Monday, June 28, 2010
Learning through a screen
Guest post by Tim Handorf
The Internet has become the epicenter of nearly every aspect in our modern lives. The implications are vast. As we all know, education is not immune to the current sea-change of hyper-connectedness, whether for good or ill. In fact, e-learning is one of the hallmarks of burgeoning Internet trends. Both "open education" and for-profit online schooling are front and center in an ongoing debate about where, exactly, the Information Revolution will take us.
Still, while revolutionary ideas are the starting mechanisms of substantive change, the successful implementation of such ideas cannot and should not be implemented in the typical "revolutionary" manner. If there's one thing that historical revolutions have taught us, it's this--change does not occur overnight. Forcing such change neglects the time it takes for a human being to adapt. Now how does this conception of change apply to e-learning?
Traditional classroom teachers should embrace the unprecedented resources that the Internet makes available to both educators and students alike. Some examples of online tools that can power the classroom are forums that enable real-time collaboration, like Google Docs. There are also online libraries and archives that disseminate primary resources otherwise only available at larger libraries and research centers. These resources are just the tip of the iceberg.
At the same time, teaching is teaching, whether on or offline. There are some basic aspects of teaching that don't change, and it is imperative that educators remember this while gutting the Internet, searching for educational resources. These resources are surely varied and potentially enriching, but there is a reason why education begins and ends with the Socratic method. Simply put, it works.
Connecting with students on a visceral, human level, empowering them to think for themselves by enabling critical thinking through constant questioning, and reinforcing learned concepts via hands-on, dynamic activities—these teaching techniques are absolutely indispensable in our storied canon of traditional pedagogy. And of course, the teacher herself must be fully present and engaged. Why? Because passion is infectious, and if there's one foolproof technique that invariably inspires the love of learning, it's the convincing demonstration of the instructor's own interest in the subject being taught.

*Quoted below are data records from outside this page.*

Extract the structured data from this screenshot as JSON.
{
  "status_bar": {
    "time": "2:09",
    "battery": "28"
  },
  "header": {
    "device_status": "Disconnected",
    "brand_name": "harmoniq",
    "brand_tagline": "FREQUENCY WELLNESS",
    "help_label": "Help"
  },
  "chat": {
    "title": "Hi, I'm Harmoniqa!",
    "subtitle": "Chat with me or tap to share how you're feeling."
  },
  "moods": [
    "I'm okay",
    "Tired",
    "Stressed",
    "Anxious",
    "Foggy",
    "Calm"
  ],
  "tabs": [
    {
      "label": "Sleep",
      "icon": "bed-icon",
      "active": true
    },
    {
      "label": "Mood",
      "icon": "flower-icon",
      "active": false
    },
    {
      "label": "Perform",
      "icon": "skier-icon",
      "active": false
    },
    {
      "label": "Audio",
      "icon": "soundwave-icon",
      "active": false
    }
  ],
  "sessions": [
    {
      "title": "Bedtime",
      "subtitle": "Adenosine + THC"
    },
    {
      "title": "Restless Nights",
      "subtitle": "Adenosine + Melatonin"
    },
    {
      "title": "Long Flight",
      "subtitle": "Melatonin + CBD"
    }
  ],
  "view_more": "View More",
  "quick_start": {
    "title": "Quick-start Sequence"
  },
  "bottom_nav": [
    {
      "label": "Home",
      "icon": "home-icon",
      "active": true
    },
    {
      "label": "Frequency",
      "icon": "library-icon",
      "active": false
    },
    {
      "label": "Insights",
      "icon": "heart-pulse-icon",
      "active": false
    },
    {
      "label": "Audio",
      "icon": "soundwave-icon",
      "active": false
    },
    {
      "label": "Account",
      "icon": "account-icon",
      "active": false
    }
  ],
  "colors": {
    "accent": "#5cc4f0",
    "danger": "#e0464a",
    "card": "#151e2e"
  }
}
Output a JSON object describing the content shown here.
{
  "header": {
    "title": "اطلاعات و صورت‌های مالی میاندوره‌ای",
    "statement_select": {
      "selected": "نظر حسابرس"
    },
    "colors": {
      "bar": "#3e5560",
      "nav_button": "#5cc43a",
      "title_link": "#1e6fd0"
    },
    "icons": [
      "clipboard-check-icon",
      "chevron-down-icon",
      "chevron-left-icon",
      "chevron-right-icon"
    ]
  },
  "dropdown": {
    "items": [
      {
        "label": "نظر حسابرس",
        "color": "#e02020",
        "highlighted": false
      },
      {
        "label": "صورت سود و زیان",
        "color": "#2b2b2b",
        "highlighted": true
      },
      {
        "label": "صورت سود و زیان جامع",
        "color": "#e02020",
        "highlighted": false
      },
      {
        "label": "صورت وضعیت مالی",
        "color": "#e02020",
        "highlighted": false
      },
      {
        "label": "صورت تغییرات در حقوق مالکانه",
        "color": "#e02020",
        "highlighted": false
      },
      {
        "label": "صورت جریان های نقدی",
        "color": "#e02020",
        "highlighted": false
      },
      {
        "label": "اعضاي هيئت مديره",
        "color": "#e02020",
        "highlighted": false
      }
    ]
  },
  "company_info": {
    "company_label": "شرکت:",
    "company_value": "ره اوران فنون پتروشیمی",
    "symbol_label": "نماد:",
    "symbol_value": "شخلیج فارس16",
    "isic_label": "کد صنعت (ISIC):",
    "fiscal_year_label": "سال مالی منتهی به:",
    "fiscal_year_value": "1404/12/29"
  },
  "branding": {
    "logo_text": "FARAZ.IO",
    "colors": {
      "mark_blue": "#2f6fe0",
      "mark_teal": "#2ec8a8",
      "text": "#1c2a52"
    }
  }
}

Currently, there is much virtual chatter about how the Internet is going to change everything. While the rhetoric can be seductive, again, it is important that educators, learners, and administrators understand that passionate words and arguments aren't always necessarily logical ones. Before we get caught up in revolution speak, we should remember what Peter Drucker, a professor and self-described "social ecologist" once said:
"Almost everybody today believes that nothing in economic history has ever moved as fast as, or had a greater impact than, the Information Revolution. But the Industrial Revolution moved at least as fast in the same time span, and had probably an equal impact if not a greater one."
As educators open to future technological changes, we should remember to focus on the good and filter out the bad.
Tim Handorf writes on the topics of top online colleges. He welcomes your comments by email: firstname.lastname@example.org.